At one end of the valley, where the Abertillery constituency is, lies the mining village of Nantyglo which in English means “coal valley”; today there are some eight pits in the constituency. Indeed Abertillery may well be the constituency with the highest percentage of miners on the register in South Wales, perhaps even higher than in the more famous Rhondda valley further west. The proportion is not what it used to be and an increasing number of workers are employed in nearby steelworks and factories. Nevertheless the mining tradition is dominant.

 

Unfortunately, Abertillery’s remembering of the past has taken the form of an unshakeable faith that the Labour Party is their Party and has their interests at heart.
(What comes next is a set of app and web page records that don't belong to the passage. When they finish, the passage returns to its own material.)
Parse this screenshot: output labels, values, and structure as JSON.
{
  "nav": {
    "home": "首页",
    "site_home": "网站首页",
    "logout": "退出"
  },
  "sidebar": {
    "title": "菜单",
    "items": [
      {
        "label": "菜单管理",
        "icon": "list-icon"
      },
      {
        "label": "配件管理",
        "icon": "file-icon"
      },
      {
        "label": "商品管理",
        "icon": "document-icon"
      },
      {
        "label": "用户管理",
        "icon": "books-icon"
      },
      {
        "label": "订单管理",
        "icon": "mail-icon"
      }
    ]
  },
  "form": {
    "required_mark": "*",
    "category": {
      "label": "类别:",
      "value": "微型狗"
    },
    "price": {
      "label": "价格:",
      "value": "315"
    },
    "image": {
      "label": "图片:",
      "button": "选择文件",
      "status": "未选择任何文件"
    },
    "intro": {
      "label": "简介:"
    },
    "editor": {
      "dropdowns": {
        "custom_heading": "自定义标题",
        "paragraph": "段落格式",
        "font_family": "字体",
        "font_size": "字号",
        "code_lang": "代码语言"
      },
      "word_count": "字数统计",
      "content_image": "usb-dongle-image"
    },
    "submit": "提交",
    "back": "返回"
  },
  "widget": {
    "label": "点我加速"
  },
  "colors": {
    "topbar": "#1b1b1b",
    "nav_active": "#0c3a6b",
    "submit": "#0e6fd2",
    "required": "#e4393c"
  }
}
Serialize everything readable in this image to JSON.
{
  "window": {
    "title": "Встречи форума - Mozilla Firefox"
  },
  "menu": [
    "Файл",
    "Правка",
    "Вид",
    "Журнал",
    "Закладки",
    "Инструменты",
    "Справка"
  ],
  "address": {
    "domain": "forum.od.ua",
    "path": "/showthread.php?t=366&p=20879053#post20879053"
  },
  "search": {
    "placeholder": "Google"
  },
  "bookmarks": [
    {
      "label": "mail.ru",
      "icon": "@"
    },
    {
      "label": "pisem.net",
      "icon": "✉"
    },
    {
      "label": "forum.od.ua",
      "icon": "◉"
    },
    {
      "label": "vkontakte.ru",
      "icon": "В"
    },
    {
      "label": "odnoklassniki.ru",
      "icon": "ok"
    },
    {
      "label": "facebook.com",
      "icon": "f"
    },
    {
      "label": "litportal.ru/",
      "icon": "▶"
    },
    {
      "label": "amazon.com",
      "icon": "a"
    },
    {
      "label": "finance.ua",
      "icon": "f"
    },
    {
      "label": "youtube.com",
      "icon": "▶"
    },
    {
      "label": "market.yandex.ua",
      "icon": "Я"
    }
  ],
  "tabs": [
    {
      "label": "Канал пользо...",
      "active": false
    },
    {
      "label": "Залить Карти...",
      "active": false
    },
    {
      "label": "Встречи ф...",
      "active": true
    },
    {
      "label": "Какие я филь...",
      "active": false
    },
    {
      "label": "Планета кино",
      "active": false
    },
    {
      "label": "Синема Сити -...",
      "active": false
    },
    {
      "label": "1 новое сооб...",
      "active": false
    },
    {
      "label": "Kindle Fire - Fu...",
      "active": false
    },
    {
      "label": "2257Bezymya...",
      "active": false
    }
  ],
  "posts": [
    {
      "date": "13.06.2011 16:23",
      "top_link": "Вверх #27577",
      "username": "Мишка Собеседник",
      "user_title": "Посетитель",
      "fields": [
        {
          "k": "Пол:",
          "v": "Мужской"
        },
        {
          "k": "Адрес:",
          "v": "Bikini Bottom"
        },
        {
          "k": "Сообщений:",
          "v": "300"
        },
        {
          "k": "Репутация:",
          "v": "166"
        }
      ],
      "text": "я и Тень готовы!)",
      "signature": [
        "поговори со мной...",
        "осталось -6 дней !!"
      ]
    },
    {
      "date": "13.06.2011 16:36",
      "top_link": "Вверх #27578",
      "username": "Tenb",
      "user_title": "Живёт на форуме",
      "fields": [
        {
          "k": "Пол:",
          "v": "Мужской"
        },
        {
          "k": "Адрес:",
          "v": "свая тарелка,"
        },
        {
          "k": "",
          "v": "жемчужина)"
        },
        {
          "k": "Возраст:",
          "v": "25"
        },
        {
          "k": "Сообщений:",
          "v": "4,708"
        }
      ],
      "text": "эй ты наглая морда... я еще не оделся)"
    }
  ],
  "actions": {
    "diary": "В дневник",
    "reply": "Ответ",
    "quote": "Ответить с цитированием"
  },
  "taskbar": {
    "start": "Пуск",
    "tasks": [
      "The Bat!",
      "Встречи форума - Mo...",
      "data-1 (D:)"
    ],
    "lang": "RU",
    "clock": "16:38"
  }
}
Nothing the Labour Party has done, or is doing, seems to shake this faith. Questioned over Vietnam, Alderman Williams said that as the Labour Party was “dedicated to peace” it must be right in what ever it was doing over the matter — and the audience cheered! On another occasion he declared that the Labour government had reduced the arms bill by £50m—and nobody questioned him.

 

The Conservative Party in an area such as this is in a hopeless position. The few thousand professional and tradespeople who make up its support are not organised to present a challenge to the Labour Party save at national elections—and then their election machine is manned mainly by outsiders. In between such elections the Conservative Party ceases to exist, though in recent years those who vote Conservative have been organising themselves into so-called “Independents’ Associations” to contest local elections.

 

Nowadays the real political opposition to the Labour Party locally comes from Plaid Cymru, the nationalist party. Surprisingly, Plaid Cymru has been making headway in the mining valleys of Wales—they have councillors in Merthyr (which was Keir Hardie’s seat) and in the Rhondda, once the home of Noah Abblett and the syndicalists who wrote The Miners’ Next Step. This may be a sign that a political change is coming to these valleys after decades of one-party Labour domination.

 

The fourth political party operating in the area, the Communist Party, did not contest the by-election. The South Wales coalfield is one of the few areas where the so-called Communist Party has acquired a few seats on the local councils. However most of their councillors have been elected by Labour voters for multi-member wards. In the by-election campaign, an attempt was made to smear the Labour candidate by claiming that he was a Communist Party member or supporter in the 1930’s.

 

Whoever started this rumour was obviously unaware of political conditions in the mining valleys of South Wales; even if it had been true it would have helped rather than hindered the Labour candidate. For the Communist Party, by being militant trade unionists in the NUM, have earned the respect of many miners—the nickname “commo” has exactly the opposite connotation to the American one “commie”. What support the Communist party has won has not been so much on its “principles” as on its trade unionism. Thus it is more a trade union pressure group than a gang of Russian nationalists like the CP in the industrial towns.

 

Adam Buick